I still feel a small cringe every time I tell someone of Patrick's story for the first time. Typically there are two questions that come shooting down the barrel immediately after I relay the story. How old is he? Did/does he chew or smoke? I feel like I need a business card with a general synopsis of the story written on it and then in bold at the bottom it would read: 30 years old. Never smoked. Never chewed.
It's odd how this journey has put some things in perspective. Actually it has put many things in perspective. I find it hard to complain about hitting my not so funny bone, stubbing my toe or getting a paper cut. If you look at the face I'm most likely to complain to, you'll still see battle wounds that remind me that the ever so small incident that just occurred is nothing at all really. In comparison at least.
It seems like each day I get a phone call or read an email or some Facebook post that mentions another soldier fighting this battle we call cancer. It breaks my heart that children, mothers, grandpas, uncles, aunts, cousins, friends, coworkers, so many people are on this journey. Their own journey with cancer. Just tonight I heard of a 31 year old, soon to be father, athletic man and his recent diagnosis and treatment. My heart breaks for these people and their families. I will forever be so grateful that we caught this nasty disease as early as we did and albeit difficult, our journey could have been so much worse.
I'm tired. In fact, I'm tired of being tired. I know. Perspective. It could be worse. Our youngest has developed the never-ending tummy problems our oldest once had. It took her 15 months to grow out of and as it looks now, I've got another 8 months or so of sleepless nights. On top of that marvelous phenomenon our babe has another cold. To sum it up, I've got a seven month old with a stuffy nose, awful cough and tummy problems. I'm tired.
I've received a ton of positive feedback about this blog. As I've mentioned before, it's been therapeutic for me. It has helped spread the word about being aware of your body. It has informed the masses er our friends and families about the details of our journey.
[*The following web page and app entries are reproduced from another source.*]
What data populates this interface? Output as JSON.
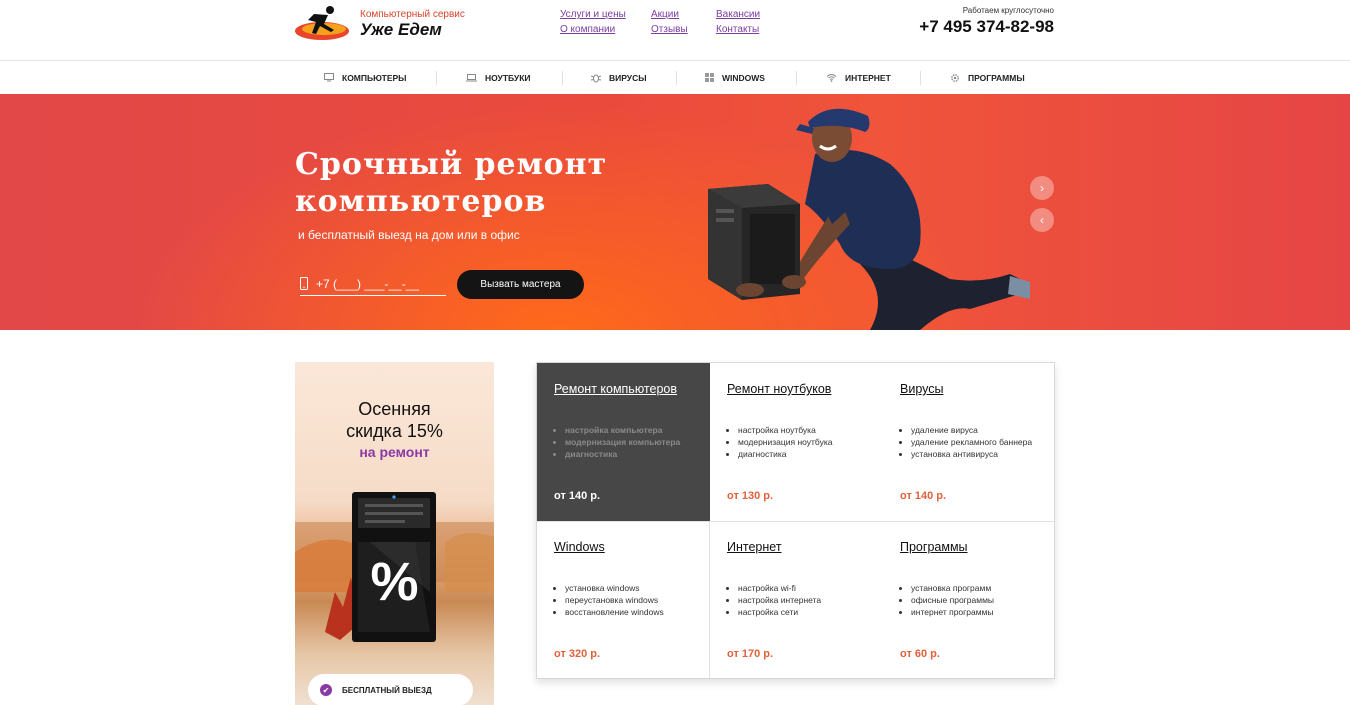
{
  "header": {
    "logo_subtitle": "Компьютерный сервис",
    "logo_title": "Уже Едем",
    "links": [
      "Услуги и цены",
      "Акции",
      "Вакансии",
      "О компании",
      "Отзывы",
      "Контакты"
    ],
    "hours": "Работаем круглосуточно",
    "phone": "+7 495 374-82-98"
  },
  "nav": {
    "items": [
      {
        "label": "КОМПЬЮТЕРЫ",
        "icon": "monitor-icon"
      },
      {
        "label": "НОУТБУКИ",
        "icon": "laptop-icon"
      },
      {
        "label": "ВИРУСЫ",
        "icon": "bug-icon"
      },
      {
        "label": "WINDOWS",
        "icon": "windows-icon"
      },
      {
        "label": "ИНТЕРНЕТ",
        "icon": "wifi-icon"
      },
      {
        "label": "ПРОГРАММЫ",
        "icon": "gear-icon"
      }
    ]
  },
  "hero": {
    "title_line1": "Срочный ремонт",
    "title_line2": "компьютеров",
    "subtitle": "и бесплатный выезд на дом или в офис",
    "phone_placeholder": "+7 (___) ___-__-__",
    "call_button": "Вызвать мастера",
    "slider_next": "›",
    "slider_prev": "‹"
  },
  "promo": {
    "title_line1": "Осенняя",
    "title_line2": "скидка 15%",
    "accent": "на ремонт",
    "badge_symbol": "%",
    "badge": "БЕСПЛАТНЫЙ ВЫЕЗД"
  },
  "services": [
    {
      "title": "Ремонт компьютеров",
      "items": [
        "настройка компьютера",
        "модернизация компьютера",
        "диагностика"
      ],
      "price": "от 140 р.",
      "active": true
    },
    {
      "title": "Ремонт ноутбуков",
      "items": [
        "настройка ноутбука",
        "модернизация ноутбука",
        "диагностика"
      ],
      "price": "от 130 р."
    },
    {
      "title": "Вирусы",
      "items": [
        "удаление вируса",
        "удаление рекламного баннера",
        "установка антивируса"
      ],
      "price": "от 140 р."
    },
    {
      "title": "Windows",
      "items": [
        "установка windows",
        "переустановка windows",
        "восстановление windows"
      ],
      "price": "от 320 р."
    },
    {
      "title": "Интернет",
      "items": [
        "настройка wi-fi",
        "настройка интернета",
        "настройка сети"
      ],
      "price": "от 170 р."
    },
    {
      "title": "Программы",
      "items": [
        "установка программ",
        "офисные программы",
        "интернет программы"
      ],
      "price": "от 60 р."
    }
  ],
  "colors": {
    "hero_red": "#e64545",
    "hero_orange": "#ff6a1a",
    "accent_purple": "#8b3aa5",
    "price_orange": "#e0613a",
    "active_tile": "#474747"
  }
}
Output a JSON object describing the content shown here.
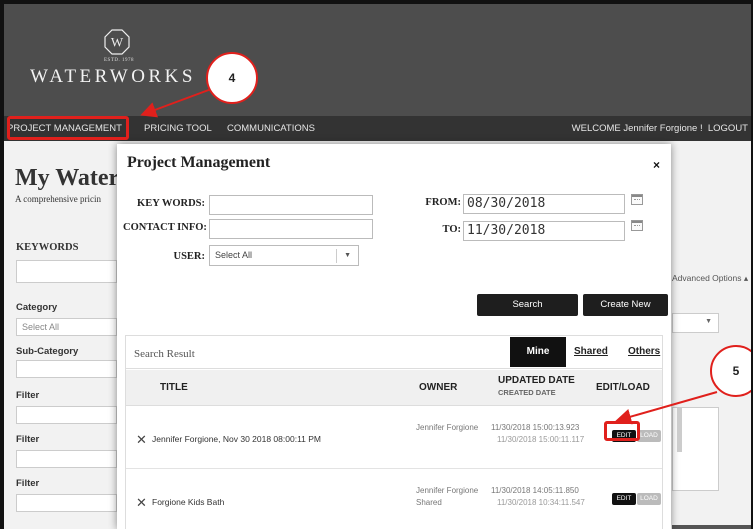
{
  "logo": {
    "estd": "ESTD. 1978",
    "wordmark": "WATERWORKS"
  },
  "nav": {
    "items": [
      "PROJECT MANAGEMENT",
      "PRICING TOOL",
      "COMMUNICATIONS"
    ],
    "welcome_prefix": "WELCOME ",
    "user_name": "Jennifer Forgione !",
    "logout": "LOGOUT"
  },
  "background_page": {
    "title": "My Water",
    "subtitle": "A comprehensive pricin",
    "keywords_heading": "KEYWORDS",
    "category_label": "Category",
    "category_value": "Select All",
    "subcategory_label": "Sub-Category",
    "filter_labels": [
      "Filter",
      "Filter",
      "Filter"
    ],
    "advanced_options": "Advanced Options ▴"
  },
  "modal": {
    "title": "Project Management",
    "close": "×",
    "form": {
      "keywords_label": "KEY WORDS:",
      "keywords_value": "",
      "contact_label": "CONTACT INFO:",
      "contact_value": "",
      "user_label": "USER:",
      "user_value": "Select All",
      "from_label": "FROM:",
      "from_value": "08/30/2018",
      "to_label": "TO:",
      "to_value": "11/30/2018"
    },
    "buttons": {
      "search": "Search",
      "create_new": "Create New"
    },
    "results": {
      "label": "Search Result",
      "tabs": {
        "mine": "Mine",
        "shared": "Shared",
        "others": "Others"
      },
      "columns": {
        "title": "TITLE",
        "owner": "OWNER",
        "updated": "UPDATED DATE",
        "created": "CREATED DATE",
        "edit_load": "EDIT/LOAD"
      },
      "rows": [
        {
          "title": "Jennifer Forgione, Nov 30 2018 08:00:11 PM",
          "owner": "Jennifer Forgione",
          "shared": "",
          "updated": "11/30/2018 15:00:13.923",
          "created": "11/30/2018 15:00:11.117",
          "edit": "EDIT",
          "load": "LOAD"
        },
        {
          "title": "Forgione Kids Bath",
          "owner": "Jennifer Forgione",
          "shared": "Shared",
          "updated": "11/30/2018 14:05:11.850",
          "created": "11/30/2018 10:34:11.547",
          "edit": "EDIT",
          "load": "LOAD"
        }
      ]
    }
  },
  "annotations": {
    "step4": "4",
    "step5": "5",
    "color": "#e0201c"
  }
}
It has been the medium through which we have met other soldiers. It has shown many of you what the face of cancer can look like. What it has also done is take away Patrick's voice. It's taken away his chance to tell his story. Everyone he talks to has read the blog, so everything he says is old news.
I'm still wearing Patrick's wedding ring.
I mentioned in a previous brain dump that I want to help fight the cancer fight. I'm thinking that helping involves spreading the word about how many people are affected. I'm thinking helping means informing people about what the face of cancer looks like. I'm thinking helping means softening the blow for newly diagnosed soldiers, if that's even possible. I'm thinking maybe writing a book would be a good way to help fight the fight. Or, maybe I'll keep thinking.